What would happen when add a exists key into set

version we used a set to achieve keys unique ,that is to say we use set to avoid duplicate keys Our question is what would happen when we add an exists key into a set , does aerospike will rewrite the same value to the set and do some IO work ,or juse do nothing and return failed?

A key in aerospike consists of a tuple of (Namespace-name, Set-Name, Value) which are then hashed using RIPEMD160. When writing to an existing key, the application can choose to update the current data (default) or replace the current data with that from the client. The application may also choose to fail the transaction based on the existence or non-existence of the key.

1 Like

Here is the relevant policy (using Java for this example): RecordExistsAction (aerospike-client 6.0.0 API)

1 Like

thank you very much ,the link page is very helpful . what is the meaning of create_only , does that mean if the key exists then do nothing ?

That is correct.

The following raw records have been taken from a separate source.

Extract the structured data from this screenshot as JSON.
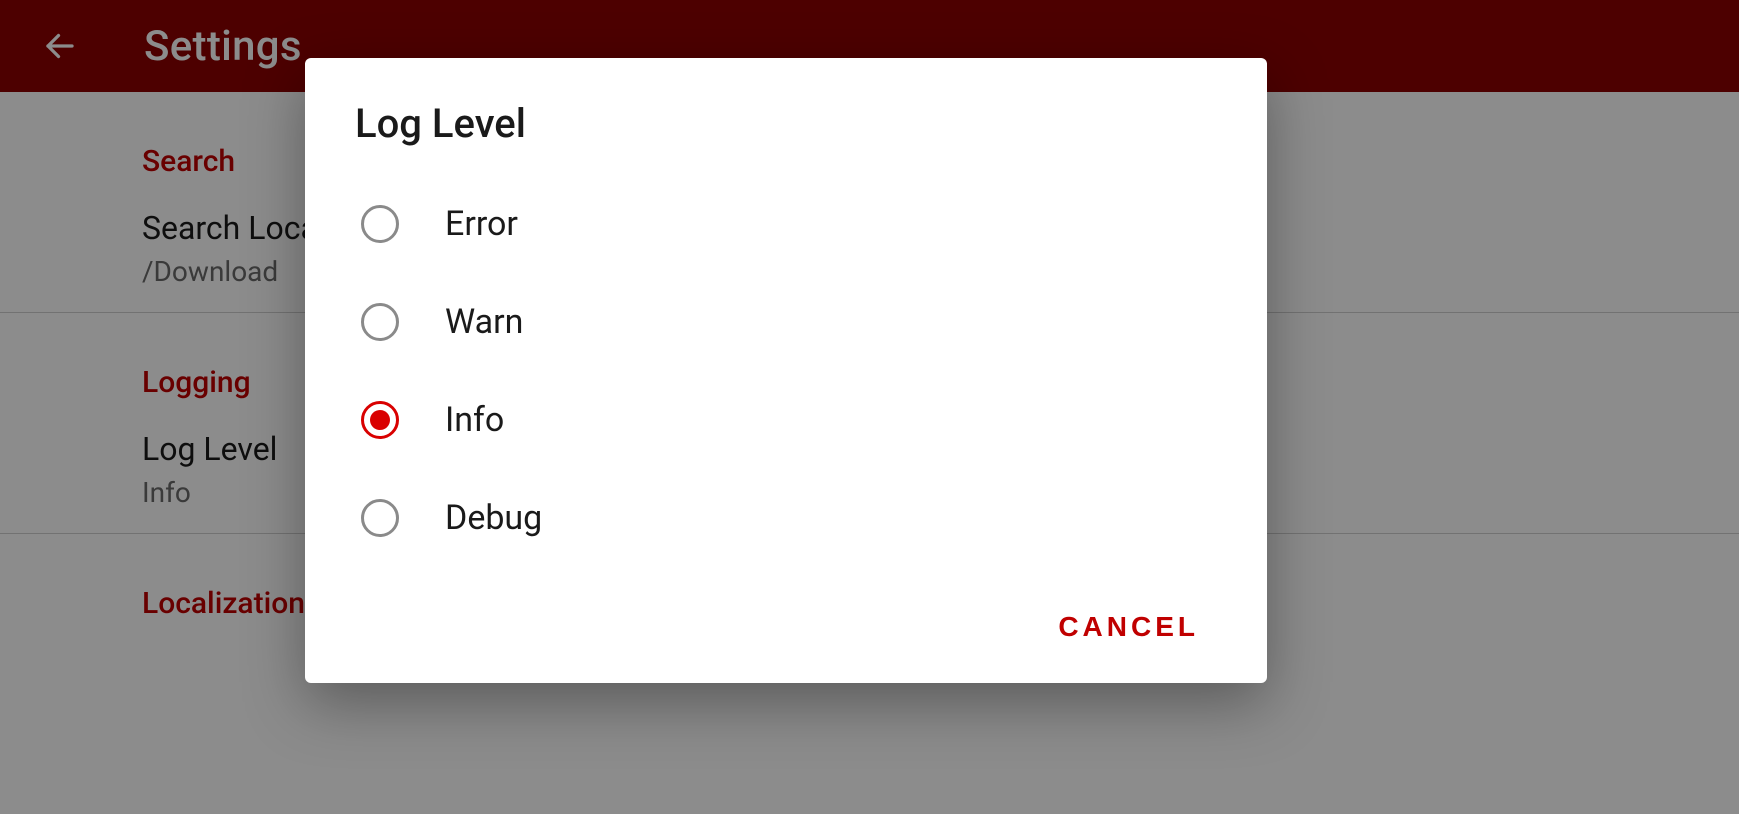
{
  "colors": {
    "appbar": "#8c0000",
    "accent": "#c00000",
    "radioSelected": "#d90000"
  },
  "appbar": {
    "title": "Settings"
  },
  "settings": {
    "sections": [
      {
        "header": "Search",
        "items": [
          {
            "label": "Search Location",
            "value": "/Download"
          }
        ]
      },
      {
        "header": "Logging",
        "items": [
          {
            "label": "Log Level",
            "value": "Info"
          }
        ]
      },
      {
        "header": "Localization",
        "items": []
      }
    ]
  },
  "dialog": {
    "title": "Log Level",
    "options": [
      {
        "label": "Error",
        "selected": false
      },
      {
        "label": "Warn",
        "selected": false
      },
      {
        "label": "Info",
        "selected": true
      },
      {
        "label": "Debug",
        "selected": false
      }
    ],
    "cancel_label": "CANCEL"
  }
}
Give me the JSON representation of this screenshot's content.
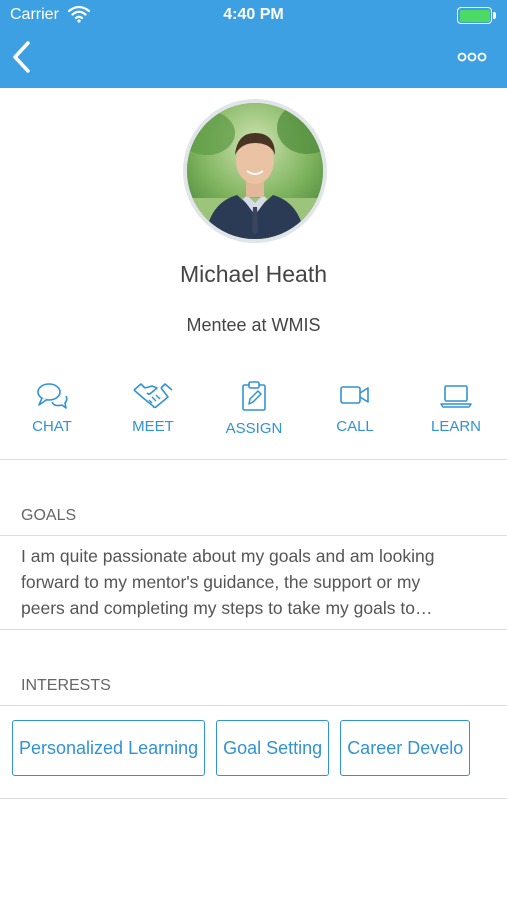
{
  "status_bar": {
    "carrier": "Carrier",
    "time": "4:40 PM",
    "battery_color": "#4cd964"
  },
  "nav": {
    "back_icon": "chevron-left-icon",
    "more_icon": "more-dots-icon",
    "bar_color": "#3da0e3"
  },
  "profile": {
    "name": "Michael Heath",
    "role": "Mentee at WMIS"
  },
  "actions": [
    {
      "label": "CHAT",
      "icon": "chat-bubbles-icon"
    },
    {
      "label": "MEET",
      "icon": "handshake-icon"
    },
    {
      "label": "ASSIGN",
      "icon": "clipboard-pencil-icon"
    },
    {
      "label": "CALL",
      "icon": "video-camera-icon"
    },
    {
      "label": "LEARN",
      "icon": "laptop-icon"
    }
  ],
  "goals": {
    "title": "GOALS",
    "lines": [
      "I am quite passionate about my goals and am looking",
      "forward to my mentor's guidance, the support or my",
      "peers and completing my steps to take my goals to…"
    ]
  },
  "interests": {
    "title": "INTERESTS",
    "chips": [
      "Personalized Learning",
      "Goal Setting",
      "Career Develo"
    ]
  },
  "accent_color": "#3192d4"
}
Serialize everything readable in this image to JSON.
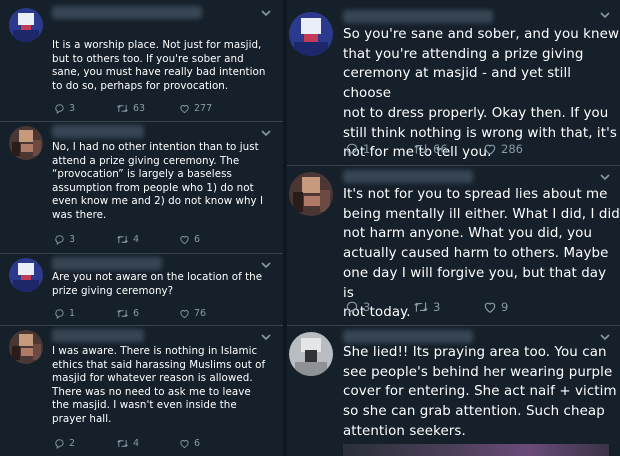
{
  "tweets_left": [
    {
      "text": "It is a worship place. Not just for masjid,\nbut to others too. If you're sober and\nsane, you must have really bad intention\nto do so, perhaps for provocation.",
      "replies": "3",
      "retweets": "63",
      "likes": "277"
    },
    {
      "text": "No, I had no other intention than to just\nattend a prize giving ceremony. The\n“provocation” is largely a baseless\nassumption from people who 1) do not\neven know me and 2) do not know why I\nwas there.",
      "replies": "3",
      "retweets": "4",
      "likes": "6"
    },
    {
      "text": "Are you not aware on the location of the\nprize giving ceremony?",
      "replies": "1",
      "retweets": "6",
      "likes": "76"
    },
    {
      "text": "I was aware. There is nothing in Islamic\nethics that said harassing Muslims out of\nmasjid for whatever reason is allowed.\nThere was no need to ask me to leave\nthe masjid. I wasn't even inside the\nprayer hall.",
      "replies": "2",
      "retweets": "4",
      "likes": "6"
    }
  ],
  "tweets_right": [
    {
      "text": "So you're sane and sober, and you knew\nthat you're attending a prize giving\nceremony at masjid - and yet still choose\nnot to dress properly. Okay then. If you\nstill think nothing is wrong with that, it's\nnot for me to tell you.",
      "replies": "1",
      "retweets": "66",
      "likes": "286"
    },
    {
      "text": "It's not for you to spread lies about me\nbeing mentally ill either. What I did, I did\nnot harm anyone. What you did, you\nactually caused harm to others. Maybe\none day I will forgive you, but that day is\nnot today.",
      "replies": "3",
      "retweets": "3",
      "likes": "9"
    },
    {
      "text": "She lied!! Its praying area too. You can\nsee people's behind her wearing purple\ncover for entering. She act naif + victim\nso she can grab attention. Such cheap\nattention seekers.",
      "replies": "",
      "retweets": "",
      "likes": ""
    }
  ],
  "colors": {
    "background": "#15202b",
    "divider": "#38444d",
    "text": "#ffffff",
    "muted": "#8899a6"
  },
  "icons": [
    "reply-icon",
    "retweet-icon",
    "like-icon",
    "chevron-down-icon"
  ]
}
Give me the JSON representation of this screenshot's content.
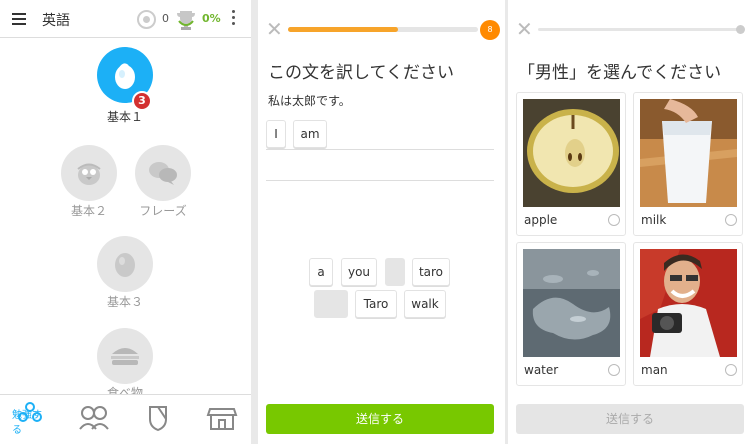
{
  "panel1": {
    "language": "英語",
    "streak_count": "0",
    "progress_percent": "0%",
    "skills": [
      {
        "label": "基本１",
        "level_badge": "3",
        "active": true
      },
      {
        "label": "基本２"
      },
      {
        "label": "フレーズ"
      },
      {
        "label": "基本３"
      },
      {
        "label": "食べ物"
      }
    ],
    "nav": {
      "learn_label": "勉強する"
    },
    "colors": {
      "accent": "#1cb0f6",
      "badge": "#d33131",
      "green": "#71b62e"
    }
  },
  "panel2": {
    "progress_fraction": 0.58,
    "streak_badge": "8",
    "title": "この文を訳してください",
    "sentence": "私は太郎です。",
    "answer_words": [
      "I",
      "am"
    ],
    "word_bank": [
      "a",
      "you",
      "",
      "taro",
      "",
      "Taro",
      "walk"
    ],
    "submit_label": "送信する",
    "colors": {
      "progress": "#f7a42a",
      "submit": "#78c800"
    }
  },
  "panel3": {
    "title": "「男性」を選んでください",
    "options": [
      "apple",
      "milk",
      "water",
      "man"
    ],
    "submit_label": "送信する"
  }
}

When using CREATE_ONLY, if the key exists the put will fail.

1 Like

thank you very much

for check key exists we have two strategy

  • 1 first to get ,if get failed then to add ,else do nothing
  • 2 just add with create_only

if 90% keys already exist, which strategy will cost less

I don’t understand the use case

we use aerospike set to store keys ,by using “create_only” parameter ,we can keep the keys in set is unique ,we can also achive that in this way : first get the key from set ,if get failed ,means key not exists, then add to set , if get success , means key already exists, we do not add it to set

we want to use a way which is cost less cpu and io resource

way 1 :

if [ get key success ] {## key exists do nothing }else{ key not exists add key to set }

way 2:

add key to set with create_only parameters

I understand your question. I don’t know how the server is implemented in details, but would assume (I’ll let you know if I find out this is not the case) that the check for CREATE_ONLY is as expensive as trying to read a record. In both cases, it is a check against the primary index only.

So, if you expect 90% of the keys to already exist, reading first to check (and you can do a simple ‘head’ to only get metadata and not even return any bin values) may be ‘lighter’ since it would save on network bandwidth as you wouldn’t have to unnecessarily send any data payload (which you have to on a write with the CREATE_ONLY policy). But I don’t know where the ‘threshold’ would be to always do a write and save on an extra transaction itself… if 95%? Or 50%? I guess it would also depend on the network latency between client and server.

Finally, things like TLS or encryption may have other effect that may affect this a bit.


I actually got confirmation that the server side would be as expensive for both, as expected. If the records to write are small, then go with the write with CREATE_ONLY policy (simpler code and more readable too). But if the records to write are large, then it may make sense to do a read first as those would always be as lightweight as can be.

1 Like

Just to add: CREATE_ONLY will be needed also for correctness if there are multiple clients. Two separate test and put requests can overwrite prior puts unless the put is CREATE_ONLY. You may still want to perform an existence check if the write size is large.

1 Like

This topic was automatically closed 84 days after the last reply. New replies are no longer allowed.